Congress: The First 200 Years
O'Neill, Thomas P., Jr., National Forum
Thomas P. "Tip" O'Neill, Jr. (Fall 1984)
As we approach the Bicentennial of the Constitution and the Congress it created, it is appropriate to consider how the legislative branch of our federal government has developed during its nearly 200 years of existence. It might be both interesting and useful to see how much Congress has turned out the way the Drafters of the Constitution conceived it, as well as how much of the evolution of Congress was not anticipated by them.
Take the development of political parties, for example. It is hard to imagine our government functioning without a strong two-party system. Yet the Continental Congress and the Articles of Confederation Congress existed without parties. The idea of political parties apparently never arose at the Constitutional Convention, either; a careful reading of James Madison's Notes of Debates in the Federal Convention of 1787 does not reveal any indication that political parties were at all anticipated by the delegates.
Such a remarkable lack of prescience on the part of this talented and experienced group has had incredible consequences for the Congress and for the Nation. We normally consider the role of political parties in the House or the Senate only in terms of partisan votes on legislative issues or the means for selection of internal leadership positions. The existence of political parties, however, has changed dramatically the basic relationship between the Congress and the president in a way unanticipated in 1787.
Specifically, when the Constitutional Convention considered the method of electing the president, only one state delegation - Pennsylvania - felt that the president of the United States should be elected directly by the people. After much discussion and negotiation, the delegates decided upon indirect election of the president, using electors meeting in their separate states to cast their votes. Because of the lack of communications facilities at the time and the lack of nationally popular leaders other than George Washington, it was commonly assumed that the electoral vote generally would be indecisive. George Mason, one of the luminaries of the Revolutionary War period and a delegate to the Convention, guessed that "nineteen times in twenty" there would be no presidential majority in the electoral college.

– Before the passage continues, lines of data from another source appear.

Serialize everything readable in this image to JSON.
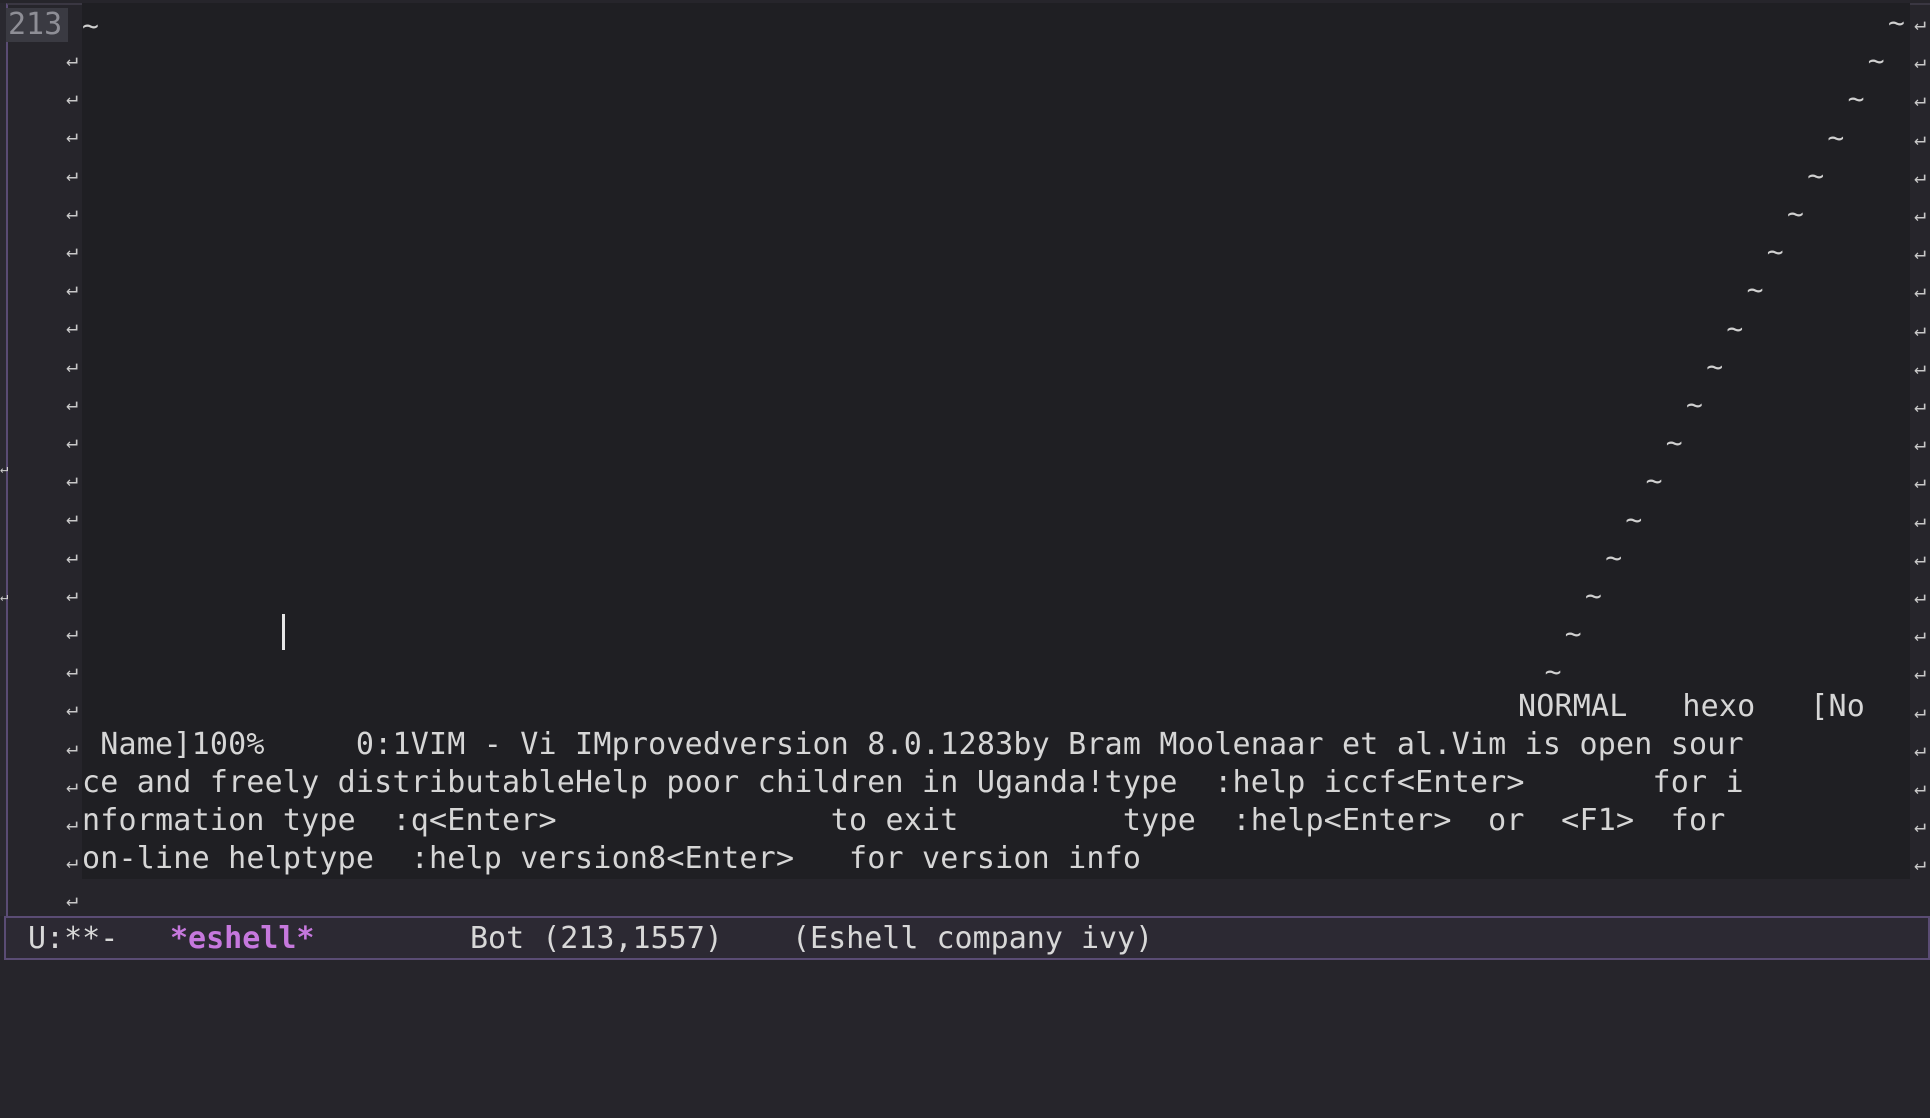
{
  "editor": {
    "line_number": "213",
    "tilde": "~",
    "wrap_glyph": "↵",
    "status_row": "NORMAL   hexo   [No",
    "lines": [
      " Name]100%     0:1VIM - Vi IMprovedversion 8.0.1283by Bram Moolenaar et al.Vim is open sour",
      "ce and freely distributableHelp poor children in Uganda!type  :help iccf<Enter>       for i",
      "nformation type  :q<Enter>               to exit         type  :help<Enter>  or  <F1>  for",
      "on-line helptype  :help version8<Enter>   for version info"
    ]
  },
  "modeline": {
    "state": "U:**-",
    "buffer": "*eshell*",
    "position": "Bot (213,1557)",
    "modes": "(Eshell company ivy)"
  }
}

How, then, did the delegates think that the president would be elected? The answer, found in Article II, Section I of the Constitution, is that the House of Representatives - each state delegation having one vote - would usually elect the president. The candidate with the majority of state delegations would become president. The second-place finisher would become vice president. If there were a tie for second, the Senate would choose the vice president. Coupled with modifications by the Twelfth Amendment to the Constitution, this is the arrangement today. …